--- Work to be completed ---
Pull out every line in the data that has the string "Directory" in it.

--- Data about app and page elements ---
╔══

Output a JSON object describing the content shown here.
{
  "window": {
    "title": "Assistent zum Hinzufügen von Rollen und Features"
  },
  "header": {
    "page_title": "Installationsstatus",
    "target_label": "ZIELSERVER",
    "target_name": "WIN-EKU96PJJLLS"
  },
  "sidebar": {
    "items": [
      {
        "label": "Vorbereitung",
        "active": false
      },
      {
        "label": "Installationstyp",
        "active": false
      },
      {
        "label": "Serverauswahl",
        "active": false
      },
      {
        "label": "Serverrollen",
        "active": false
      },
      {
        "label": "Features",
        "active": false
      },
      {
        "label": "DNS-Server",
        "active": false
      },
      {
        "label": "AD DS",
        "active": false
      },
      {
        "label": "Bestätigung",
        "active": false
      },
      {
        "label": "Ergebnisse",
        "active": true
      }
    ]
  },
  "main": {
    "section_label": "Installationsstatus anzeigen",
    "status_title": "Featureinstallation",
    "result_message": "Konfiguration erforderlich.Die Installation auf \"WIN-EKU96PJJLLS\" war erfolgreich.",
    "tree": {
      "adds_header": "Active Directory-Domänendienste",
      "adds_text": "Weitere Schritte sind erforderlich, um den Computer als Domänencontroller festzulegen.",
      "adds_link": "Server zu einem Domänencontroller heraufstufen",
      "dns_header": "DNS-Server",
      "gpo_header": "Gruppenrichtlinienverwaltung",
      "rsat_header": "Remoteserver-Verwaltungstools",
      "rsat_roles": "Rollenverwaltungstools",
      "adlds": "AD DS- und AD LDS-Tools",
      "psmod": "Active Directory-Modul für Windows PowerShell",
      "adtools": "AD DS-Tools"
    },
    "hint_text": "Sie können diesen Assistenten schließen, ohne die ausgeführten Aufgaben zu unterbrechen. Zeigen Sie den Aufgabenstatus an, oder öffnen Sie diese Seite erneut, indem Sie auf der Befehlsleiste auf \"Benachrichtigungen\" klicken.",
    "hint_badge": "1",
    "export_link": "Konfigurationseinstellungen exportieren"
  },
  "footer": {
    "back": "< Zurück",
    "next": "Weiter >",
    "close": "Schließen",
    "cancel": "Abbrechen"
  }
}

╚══

--- Answer ---
      "adds_header": "Active Directory-Domänendienste",
      "psmod": "Active Directory-Modul für Windows PowerShell",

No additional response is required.